INPUT RECORDS ::
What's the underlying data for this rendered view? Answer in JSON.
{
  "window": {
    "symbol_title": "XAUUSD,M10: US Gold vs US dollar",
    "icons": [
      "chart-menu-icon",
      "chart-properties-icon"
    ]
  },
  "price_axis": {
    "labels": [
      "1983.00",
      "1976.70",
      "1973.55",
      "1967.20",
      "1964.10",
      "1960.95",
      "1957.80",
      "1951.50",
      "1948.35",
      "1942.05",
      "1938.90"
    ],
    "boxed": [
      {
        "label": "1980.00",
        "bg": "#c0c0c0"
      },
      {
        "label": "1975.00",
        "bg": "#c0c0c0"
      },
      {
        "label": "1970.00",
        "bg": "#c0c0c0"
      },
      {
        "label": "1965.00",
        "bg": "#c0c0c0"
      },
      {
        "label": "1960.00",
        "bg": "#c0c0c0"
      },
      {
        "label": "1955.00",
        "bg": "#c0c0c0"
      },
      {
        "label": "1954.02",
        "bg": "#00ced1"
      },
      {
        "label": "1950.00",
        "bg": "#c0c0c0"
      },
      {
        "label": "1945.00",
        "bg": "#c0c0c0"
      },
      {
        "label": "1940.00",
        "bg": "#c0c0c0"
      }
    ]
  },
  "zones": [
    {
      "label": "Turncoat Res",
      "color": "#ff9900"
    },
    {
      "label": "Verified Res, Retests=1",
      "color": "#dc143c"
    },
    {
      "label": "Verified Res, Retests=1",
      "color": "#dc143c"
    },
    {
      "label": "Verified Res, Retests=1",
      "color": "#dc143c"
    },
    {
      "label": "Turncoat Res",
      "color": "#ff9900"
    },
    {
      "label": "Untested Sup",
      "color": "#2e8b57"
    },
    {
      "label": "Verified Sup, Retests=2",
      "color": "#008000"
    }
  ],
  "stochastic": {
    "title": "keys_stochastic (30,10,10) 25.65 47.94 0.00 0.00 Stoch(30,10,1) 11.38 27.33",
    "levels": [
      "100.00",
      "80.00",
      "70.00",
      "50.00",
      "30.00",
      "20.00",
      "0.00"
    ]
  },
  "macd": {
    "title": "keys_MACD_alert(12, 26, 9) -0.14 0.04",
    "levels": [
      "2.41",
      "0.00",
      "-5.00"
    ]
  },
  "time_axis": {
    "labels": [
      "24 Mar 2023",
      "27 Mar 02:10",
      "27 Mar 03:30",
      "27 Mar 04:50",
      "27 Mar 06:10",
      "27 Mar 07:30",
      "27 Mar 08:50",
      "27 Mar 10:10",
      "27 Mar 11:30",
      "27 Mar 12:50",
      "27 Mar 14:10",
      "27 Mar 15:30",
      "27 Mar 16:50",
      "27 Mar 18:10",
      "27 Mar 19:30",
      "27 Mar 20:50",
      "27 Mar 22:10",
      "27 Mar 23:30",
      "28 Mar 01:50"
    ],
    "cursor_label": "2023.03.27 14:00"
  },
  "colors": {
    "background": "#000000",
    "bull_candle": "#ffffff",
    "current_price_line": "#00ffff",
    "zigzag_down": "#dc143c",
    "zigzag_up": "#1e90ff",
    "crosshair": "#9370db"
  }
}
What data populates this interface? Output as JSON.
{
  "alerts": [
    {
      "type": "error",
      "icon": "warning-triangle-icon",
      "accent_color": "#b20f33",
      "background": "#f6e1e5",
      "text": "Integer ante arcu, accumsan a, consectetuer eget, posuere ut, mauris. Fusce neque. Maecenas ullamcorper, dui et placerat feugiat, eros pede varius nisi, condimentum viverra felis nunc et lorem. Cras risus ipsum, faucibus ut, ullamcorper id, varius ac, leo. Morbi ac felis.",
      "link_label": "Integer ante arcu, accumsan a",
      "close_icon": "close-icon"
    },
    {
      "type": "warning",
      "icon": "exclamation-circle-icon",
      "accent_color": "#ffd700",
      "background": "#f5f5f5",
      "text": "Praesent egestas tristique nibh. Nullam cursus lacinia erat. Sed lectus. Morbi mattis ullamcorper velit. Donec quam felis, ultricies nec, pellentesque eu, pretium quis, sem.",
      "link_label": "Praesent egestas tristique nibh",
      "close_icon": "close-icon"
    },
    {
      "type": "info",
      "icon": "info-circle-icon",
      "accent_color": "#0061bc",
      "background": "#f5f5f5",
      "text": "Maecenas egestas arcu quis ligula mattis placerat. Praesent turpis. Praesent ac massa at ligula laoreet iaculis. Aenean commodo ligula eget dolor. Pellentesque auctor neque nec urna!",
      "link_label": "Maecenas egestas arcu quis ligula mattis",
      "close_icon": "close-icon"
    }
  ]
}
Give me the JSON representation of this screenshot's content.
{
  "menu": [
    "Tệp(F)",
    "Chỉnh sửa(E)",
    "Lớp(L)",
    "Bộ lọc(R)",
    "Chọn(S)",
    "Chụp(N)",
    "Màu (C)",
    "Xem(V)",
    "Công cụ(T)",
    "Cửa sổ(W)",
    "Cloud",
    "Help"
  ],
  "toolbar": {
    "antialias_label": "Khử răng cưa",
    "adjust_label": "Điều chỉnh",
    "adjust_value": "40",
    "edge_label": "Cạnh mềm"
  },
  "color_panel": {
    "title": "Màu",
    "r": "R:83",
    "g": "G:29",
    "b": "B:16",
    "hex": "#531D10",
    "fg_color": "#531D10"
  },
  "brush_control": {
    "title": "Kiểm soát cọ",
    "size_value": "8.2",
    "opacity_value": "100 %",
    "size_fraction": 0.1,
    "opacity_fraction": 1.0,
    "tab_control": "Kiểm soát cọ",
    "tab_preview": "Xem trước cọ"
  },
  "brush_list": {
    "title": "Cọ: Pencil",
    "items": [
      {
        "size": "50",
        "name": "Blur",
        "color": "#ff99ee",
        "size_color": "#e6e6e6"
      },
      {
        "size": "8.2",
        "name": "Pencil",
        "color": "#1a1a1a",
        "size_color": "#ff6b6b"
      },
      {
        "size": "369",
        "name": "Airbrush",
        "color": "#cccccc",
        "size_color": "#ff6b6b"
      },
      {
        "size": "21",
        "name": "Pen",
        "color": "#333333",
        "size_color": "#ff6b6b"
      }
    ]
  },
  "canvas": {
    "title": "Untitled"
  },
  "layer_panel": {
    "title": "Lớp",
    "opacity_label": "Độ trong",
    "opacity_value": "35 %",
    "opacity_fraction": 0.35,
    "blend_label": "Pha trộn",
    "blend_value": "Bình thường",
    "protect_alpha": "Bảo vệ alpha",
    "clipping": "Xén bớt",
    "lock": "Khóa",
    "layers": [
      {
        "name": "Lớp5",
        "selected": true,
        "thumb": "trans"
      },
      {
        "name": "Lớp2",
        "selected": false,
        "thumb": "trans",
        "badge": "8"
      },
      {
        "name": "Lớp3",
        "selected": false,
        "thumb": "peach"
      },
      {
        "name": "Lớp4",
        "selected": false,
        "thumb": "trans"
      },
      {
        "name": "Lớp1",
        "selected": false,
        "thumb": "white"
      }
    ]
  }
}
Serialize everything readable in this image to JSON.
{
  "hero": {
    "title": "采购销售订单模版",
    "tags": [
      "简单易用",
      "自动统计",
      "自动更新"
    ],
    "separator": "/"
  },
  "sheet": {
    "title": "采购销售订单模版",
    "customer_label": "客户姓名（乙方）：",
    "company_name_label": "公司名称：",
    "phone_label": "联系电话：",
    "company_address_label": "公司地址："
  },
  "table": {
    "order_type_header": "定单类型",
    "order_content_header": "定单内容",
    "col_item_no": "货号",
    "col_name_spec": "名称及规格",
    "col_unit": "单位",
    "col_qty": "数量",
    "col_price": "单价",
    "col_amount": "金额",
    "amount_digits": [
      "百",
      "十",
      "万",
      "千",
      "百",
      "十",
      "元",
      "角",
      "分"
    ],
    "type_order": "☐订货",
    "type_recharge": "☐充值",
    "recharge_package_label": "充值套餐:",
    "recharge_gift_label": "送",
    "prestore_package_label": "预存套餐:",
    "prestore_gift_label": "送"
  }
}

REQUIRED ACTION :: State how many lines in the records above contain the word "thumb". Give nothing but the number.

RESPONSE FOR THIS EXERCISE :: 5